Health secretary Andrew Lansley has laid out his plans for a best practice tariff, aimed at encouraging greater patient choice and control.
“They are rewarded for processes and ticking boxes, for doing stuff and not actually for delivering the best possible patient care”, he said.
During a Q&A session Mr Lansley also claimed in future there will be “less price competition than there is now” because more treatments will be covered by the tariff and therefore there will be fewer block contracts, which effectively allow providers to compete on price.
He said the government planned to introduce a further 18 best practice tariffs in 2011-12. One will be for “mini-strokes”, or transient ischemic attacks, he said.

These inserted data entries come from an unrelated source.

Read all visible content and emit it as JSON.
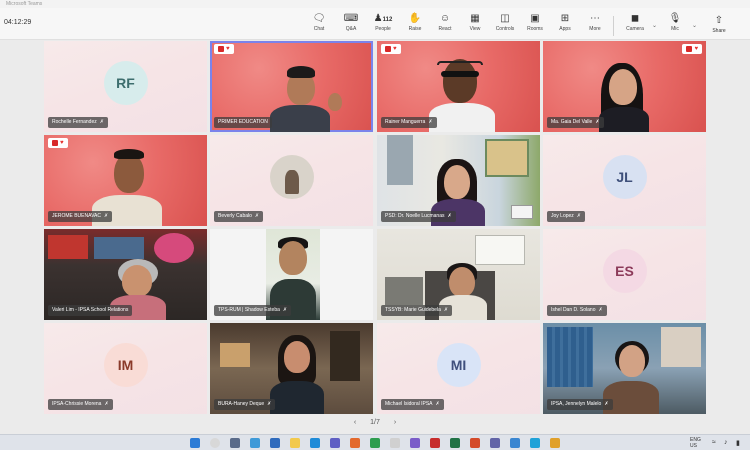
{
  "window": {
    "title": "Microsoft Teams",
    "time": "04:12:29"
  },
  "toolbar": {
    "chat": "Chat",
    "qa": "Q&A",
    "people": "People",
    "people_count": "112",
    "raise": "Raise",
    "react": "React",
    "view": "View",
    "controls": "Controls",
    "rooms": "Rooms",
    "apps": "Apps",
    "more": "More",
    "camera": "Camera",
    "mic": "Mic",
    "share": "Share"
  },
  "tiles": [
    {
      "name": "Rochelle Fernandez",
      "initials": "RF"
    },
    {
      "name": "PRIMER EDUCATION"
    },
    {
      "name": "Rainer Manguerra"
    },
    {
      "name": "Ma. Gaia Del Valle"
    },
    {
      "name": "JEROME BUENAVAC"
    },
    {
      "name": "Beverly Cabalo"
    },
    {
      "name": "PSD: Dr. Noelle Lucmanas"
    },
    {
      "name": "Joy Lopez",
      "initials": "JL"
    },
    {
      "name": "Valeri Lim - IPSA School Relations"
    },
    {
      "name": "TPS-RUM | Shadow Esteba"
    },
    {
      "name": "TSSYB: Marie Guidebela"
    },
    {
      "name": "Ishel Dan D. Solano",
      "initials": "ES"
    },
    {
      "name": "IPSA-Chrissie Morena",
      "initials": "IM"
    },
    {
      "name": "BURA-Haney Deque"
    },
    {
      "name": "Michael Isidoral IPSA",
      "initials": "MI"
    },
    {
      "name": "IPSA, Jennelyn Malelo"
    }
  ],
  "pager": {
    "prev": "‹",
    "label": "1/7",
    "next": "›"
  },
  "colors": {
    "accent": "#7b83eb",
    "brand_red": "#e86a67",
    "taskbar": "#dfe3ea"
  },
  "tray": {
    "lang": "ENG",
    "region": "US"
  }
}
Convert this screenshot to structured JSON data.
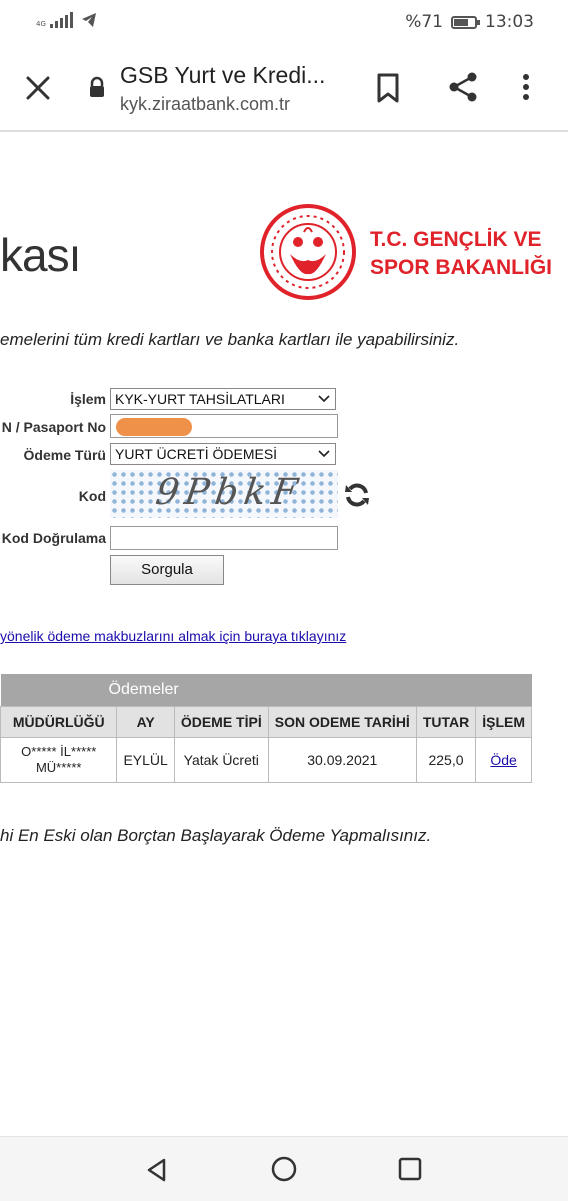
{
  "status_bar": {
    "network": "4G",
    "battery_percent": "%71",
    "battery_level": 0.71,
    "time": "13:03"
  },
  "browser": {
    "page_title": "GSB Yurt ve Kredi...",
    "url": "kyk.ziraatbank.com.tr"
  },
  "header": {
    "bank_logo_text": "kası",
    "ministry_line1": "T.C. GENÇLİK VE",
    "ministry_line2": "SPOR BAKANLIĞI"
  },
  "info_text": "emelerini tüm kredi kartları ve banka kartları ile yapabilirsiniz.",
  "form": {
    "islem_label": "İşlem",
    "islem_value": "KYK-YURT TAHSİLATLARI",
    "passport_label": "N / Pasaport No",
    "odeme_turu_label": "Ödeme Türü",
    "odeme_turu_value": "YURT ÜCRETİ ÖDEMESİ",
    "kod_label": "Kod",
    "captcha_text": "9PbkF",
    "kod_dogrulama_label": "Kod Doğrulama",
    "submit_label": "Sorgula"
  },
  "receipt_link": "yönelik ödeme makbuzlarını almak için buraya tıklayınız",
  "payments_table": {
    "caption": "Ödemeler",
    "columns": [
      "MÜDÜRLÜĞÜ",
      "AY",
      "ÖDEME TİPİ",
      "SON ODEME TARİHİ",
      "TUTAR",
      "İŞLEM"
    ],
    "rows": [
      {
        "mudurluk": "O***** İL***** MÜ*****",
        "ay": "EYLÜL",
        "odeme_tipi": "Yatak Ücreti",
        "son_odeme": "30.09.2021",
        "tutar": "225,0",
        "islem": "Öde"
      }
    ]
  },
  "bottom_note": "hi En Eski olan Borçtan Başlayarak Ödeme Yapmalısınız."
}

Mr Lansley said payment would be “aligned” with National Institute for Health and Clinical Excellence (NICE) guidelines so that levels of payment will rely on meeting quality standards.

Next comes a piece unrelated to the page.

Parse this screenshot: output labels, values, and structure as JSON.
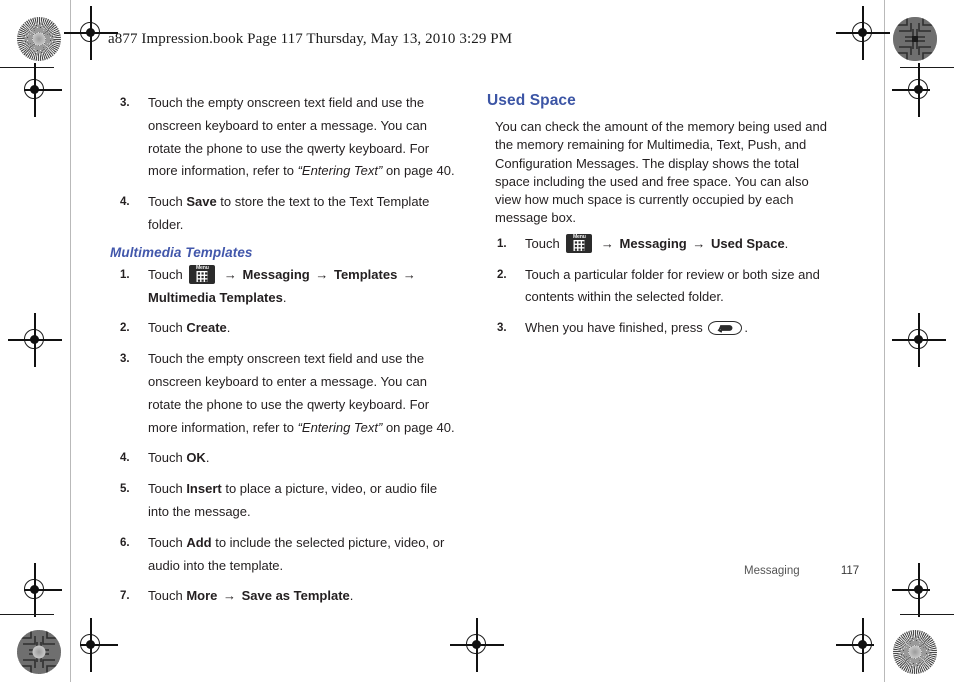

He said that while current payments based on historic average treatment costs “can’t hope to keep up” with developments in care, where best practice tariffs are introduced “we won’t wait for the cost data to catch up”.
He said commissioners could pay for “pathways of care” which would involve up-front payment.
For example, he said, maternity providers could be given a fixed amount up front based on a risk assessment to provide for all or part of a woman’s care. He said this would lead to a pro-active approach and encourage providers to “prevent the need for any avoidable interventions”.
He said that a year-long care pathway for Cystic Fybrosis would set out “all aspects of the support that an individual will need over the course of 12 months”.
“These changes are about getting the right financial system in place to support the very best patient care and to offer greater patient choice and control”, he said.
Mr Lansley also said: I don’t believe that in the future, modern health service, a politican should be in control. Leadership should come from within the NHS .